Despite the years of constant turmoil that this single home caused neighbors, the nightmare finally ended with the 5500 sq.' headache heading to the City auction due to a sudden foreclosure. That's where Matt Klafehn (Greenleaf Development) picked it up for $70,000. "I bought it relatively sight unseen," he told me when I stopped over to inspect his purchase. "I got to walk around the outside before buying it... that was it. The building had a Federal brownstone feel that I really admired and looked to be in pretty good shape for the most part, but I expected the worst on the inside. When I finally got the keys I was surprised to see that most of the original character of the building's interior had been preserved by drop ceilings, covered walls and doors... it was mostly intact (other than being a complete mess). That's when I began to rethink what this place should be. Originally, my thought was to create apartments, but it's too beautiful. I would like to restore the building back to a single-family home. Or sell it to a law firm that would respect the nature of the home." Maybe even a college or a university... that was the crux of our conversation from thereon out. What to do with this incredible architectural find.
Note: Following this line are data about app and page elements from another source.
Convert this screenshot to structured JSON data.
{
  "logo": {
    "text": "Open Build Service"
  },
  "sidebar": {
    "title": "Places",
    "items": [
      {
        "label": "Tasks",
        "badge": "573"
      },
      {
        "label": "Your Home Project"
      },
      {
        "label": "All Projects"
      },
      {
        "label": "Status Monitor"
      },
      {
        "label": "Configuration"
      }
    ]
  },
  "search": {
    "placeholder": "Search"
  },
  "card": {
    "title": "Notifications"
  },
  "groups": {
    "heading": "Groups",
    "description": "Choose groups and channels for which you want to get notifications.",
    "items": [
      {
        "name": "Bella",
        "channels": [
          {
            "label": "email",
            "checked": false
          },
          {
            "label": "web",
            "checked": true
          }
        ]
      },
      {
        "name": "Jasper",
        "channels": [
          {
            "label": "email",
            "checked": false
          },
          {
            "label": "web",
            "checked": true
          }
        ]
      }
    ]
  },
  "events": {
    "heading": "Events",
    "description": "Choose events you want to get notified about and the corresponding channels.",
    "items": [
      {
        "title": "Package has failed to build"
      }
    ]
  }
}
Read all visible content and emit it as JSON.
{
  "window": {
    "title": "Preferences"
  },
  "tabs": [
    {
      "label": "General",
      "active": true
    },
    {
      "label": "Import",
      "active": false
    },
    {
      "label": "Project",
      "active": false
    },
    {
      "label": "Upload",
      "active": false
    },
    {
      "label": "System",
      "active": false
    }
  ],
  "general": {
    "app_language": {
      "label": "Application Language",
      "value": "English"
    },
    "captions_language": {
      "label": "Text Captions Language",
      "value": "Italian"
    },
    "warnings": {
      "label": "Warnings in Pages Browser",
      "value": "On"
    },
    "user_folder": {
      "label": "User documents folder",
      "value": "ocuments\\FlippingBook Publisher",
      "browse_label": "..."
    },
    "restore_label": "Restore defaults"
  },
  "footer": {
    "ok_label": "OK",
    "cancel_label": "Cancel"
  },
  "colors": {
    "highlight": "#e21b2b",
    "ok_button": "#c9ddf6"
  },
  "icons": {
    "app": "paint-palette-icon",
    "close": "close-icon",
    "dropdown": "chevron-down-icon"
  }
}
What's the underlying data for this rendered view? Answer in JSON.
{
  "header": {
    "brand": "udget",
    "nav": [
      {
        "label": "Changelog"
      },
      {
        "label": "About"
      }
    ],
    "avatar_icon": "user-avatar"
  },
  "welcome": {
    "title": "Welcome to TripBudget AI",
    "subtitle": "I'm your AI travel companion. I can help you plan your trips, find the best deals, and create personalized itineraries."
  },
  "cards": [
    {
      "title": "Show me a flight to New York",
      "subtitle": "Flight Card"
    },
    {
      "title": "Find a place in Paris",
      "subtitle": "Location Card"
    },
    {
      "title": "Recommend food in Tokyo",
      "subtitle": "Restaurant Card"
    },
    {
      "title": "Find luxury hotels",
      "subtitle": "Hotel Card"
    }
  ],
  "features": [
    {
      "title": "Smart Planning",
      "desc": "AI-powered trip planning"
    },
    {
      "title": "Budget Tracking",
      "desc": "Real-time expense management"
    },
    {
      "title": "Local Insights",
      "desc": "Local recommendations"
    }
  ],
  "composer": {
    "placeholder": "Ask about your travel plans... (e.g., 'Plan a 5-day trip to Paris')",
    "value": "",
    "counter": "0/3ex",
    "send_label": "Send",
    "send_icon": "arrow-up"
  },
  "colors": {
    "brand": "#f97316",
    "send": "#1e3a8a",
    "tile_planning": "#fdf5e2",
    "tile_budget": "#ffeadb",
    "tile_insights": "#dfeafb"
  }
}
With a fireplace in just about every room, gigantic pocket doors, 96" windows, original crown molding and stunning hardware, the house is crying out for a sensitive rehab. Matt has already taken the boards off the windows and cleared out three thirty-yard dumpsters full of debris. He plans on putting a new roof on, fixing the brickwork, getting the utilities in working order, and basically returning each and every room back into somewhat of an original state. "There were people living in this house when there were no utilities," Matt said. "They were even living in the basement. When I bought it the neighbors came over and introduced themselves and shook my hand. They told me that this one house has been the scourge of the block, and everyone has stories about the place. Now I want to turn it into the beauty that it deserves to be. This neighborhood will see noticeable changes."
As Matt continues to work on the property, he is asking Buffalo Rising readers what they would do with it? His goal is to fix it up and sell it. He could go all out and convert it into a single family dwelling. But is there a market for a home that big? Amenities include an attached two-car garage, fairly large backyard, wood floors, full-size third floor, operable pocket doors, and intact wood staircase and banister. He could make it into apartments, but that would go against his better judgment now that he's seen the preserved character. No matter what the final decision is, Allentown will soon have another prized architectural feather in its cap thanks to Matt taking a big chance and winning the architectural lottery.
If you have an interest in living in an architecturally significant home, or relocating an office to Allentown, close to the Medical Campus and Downtown Buffalo, send matt an email